Of course, computers themselves can also go wrong, and unfortunately you cannot just pop down to the local IT store and get a replacement. The modules are proprietary, often specific to the model of engine, and can be eyewateringly expensive.


They also require programming, which needs an authorised agent with the appropriate tools. And because they’re so model-specific they may not be stocked by the local agents, so there may be some lead time to get a replacement. Luckily, they don’t fail too often, since they are usually fully-sealed units, and are relatively easy to access and replace.


Most engines have at least two (sometimes three) elements to their computer control systems:

• ENGINE CONTROL UNIT (ECU, also called ECM)– is the module located on the engine itself. It controls the components such as the injectors, fuel pump, oil pressure, water temperature etc. It also receives inputs from the multitude of senders and sensors on the engine

• THE HEAD CONTROL UNIT (HCU) – usually located at the helm. This is the module that the electronic throttles, gauges and NMEA-2000 interfaces plug into

• POWERTRAIN CONTROL UNIT (PCU) – it communicates to both the HCU and ECU. Note that some engines integrate the PCU and ECU, while others have two separate components.

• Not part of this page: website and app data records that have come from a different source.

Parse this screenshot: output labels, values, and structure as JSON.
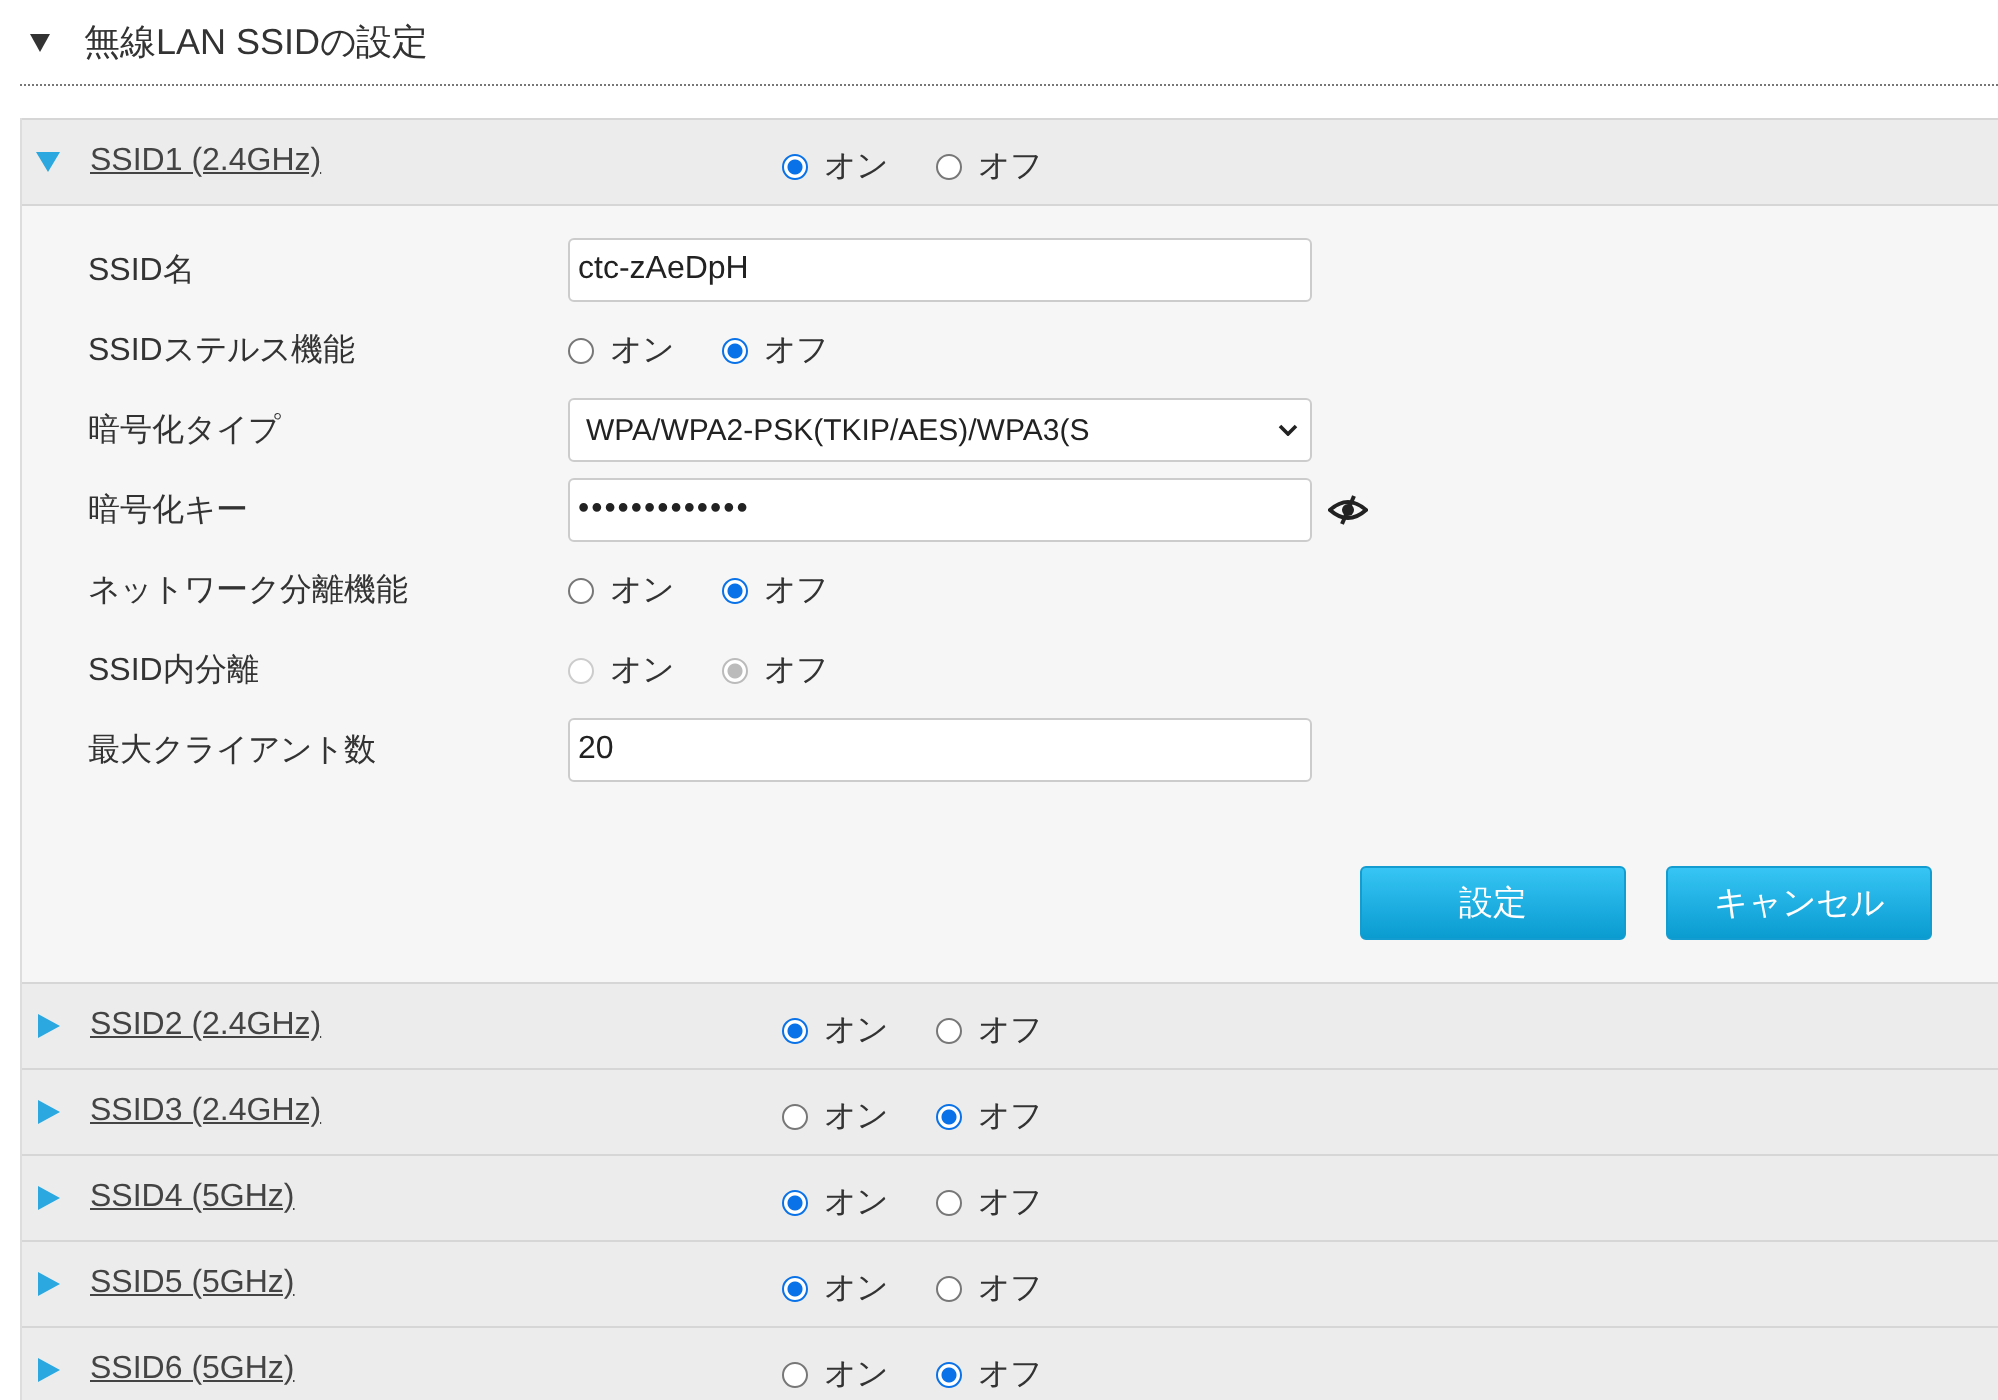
{
  "header": {
    "title": "無線LAN SSIDの設定",
    "expanded": true
  },
  "sections": [
    {
      "name": "SSID1 (2.4GHz)",
      "expanded": true,
      "options": [
        {
          "label": "オン",
          "selected": true
        },
        {
          "label": "オフ",
          "selected": false
        }
      ],
      "fields": [
        {
          "kind": "text",
          "label": "SSID名",
          "value": "ctc-zAeDpH"
        },
        {
          "kind": "radio",
          "label": "SSIDステルス機能",
          "disabled": false,
          "options": [
            {
              "label": "オン",
              "selected": false
            },
            {
              "label": "オフ",
              "selected": true
            }
          ]
        },
        {
          "kind": "select",
          "label": "暗号化タイプ",
          "value": "WPA/WPA2-PSK(TKIP/AES)/WPA3(S"
        },
        {
          "kind": "password",
          "label": "暗号化キー",
          "value": "•••••••••••••"
        },
        {
          "kind": "radio",
          "label": "ネットワーク分離機能",
          "disabled": false,
          "options": [
            {
              "label": "オン",
              "selected": false
            },
            {
              "label": "オフ",
              "selected": true
            }
          ]
        },
        {
          "kind": "radio",
          "label": "SSID内分離",
          "disabled": true,
          "options": [
            {
              "label": "オン",
              "selected": false
            },
            {
              "label": "オフ",
              "selected": true
            }
          ]
        },
        {
          "kind": "text",
          "label": "最大クライアント数",
          "value": "20"
        }
      ],
      "buttons": [
        "設定",
        "キャンセル"
      ]
    },
    {
      "name": "SSID2 (2.4GHz)",
      "expanded": false,
      "options": [
        {
          "label": "オン",
          "selected": true
        },
        {
          "label": "オフ",
          "selected": false
        }
      ]
    },
    {
      "name": "SSID3 (2.4GHz)",
      "expanded": false,
      "options": [
        {
          "label": "オン",
          "selected": false
        },
        {
          "label": "オフ",
          "selected": true
        }
      ]
    },
    {
      "name": "SSID4 (5GHz)",
      "expanded": false,
      "options": [
        {
          "label": "オン",
          "selected": true
        },
        {
          "label": "オフ",
          "selected": false
        }
      ]
    },
    {
      "name": "SSID5 (5GHz)",
      "expanded": false,
      "options": [
        {
          "label": "オン",
          "selected": true
        },
        {
          "label": "オフ",
          "selected": false
        }
      ]
    },
    {
      "name": "SSID6 (5GHz)",
      "expanded": false,
      "options": [
        {
          "label": "オン",
          "selected": false
        },
        {
          "label": "オフ",
          "selected": true
        }
      ]
    }
  ]
}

The PCU often controls the gear shift, power steering (if fitted) and external sensors like the fuel tank level.

These units are generally joined by what is called a bus cable – basically a data cable that shares digital signals between them. Although the bus connectors are waterand dust-resistant, they may occasionally develop a poor connection. So unplugging and re-plugging a connector is a good troubleshooting tip, especially if the fault code translates to something about “communication failure”.

Although one of my engines recently experienced a complete PCU failure (which cost $4,000 to replace), I still wouldn’t consider reverting to the old mechanical engines originally installed in my boat.

My current engines (four-cylinder, 3.9-litre diesels) are each 150kg lighter than the previous six-cylinder 5.8-litre units, yet each develops 50 more horses. Although they have a slightly lower torque curve, a supercharger (in addition to a turbocharger) helps them get through that mid-rev range and the boat gets up to cruising speed without trouble.

And after installing them overall fuel economy improved by nearly 20%. This was a combination of the lower weight, causing the boat to sit slightly higher in the water (less drag), and the lower internal friction losses due to four rather than six cylinders.

But the main factor was undoubtedly the very precise control of the fuel injection process provided by the ECU. So almost no fuel exits unburned through the exhaust, and the power output is much closer to the theoretical maximum energy available per litre of fuel used.

Of course, all of this doesn’t stop me swearing whenever I get that dreaded beep at the helm. But I then remind myself that the computer code enables me to pinpoint the problem and prevent a minor issue becoming a major one later.

And overall, this means less time fixing major engine issues and more time on the water. BNZ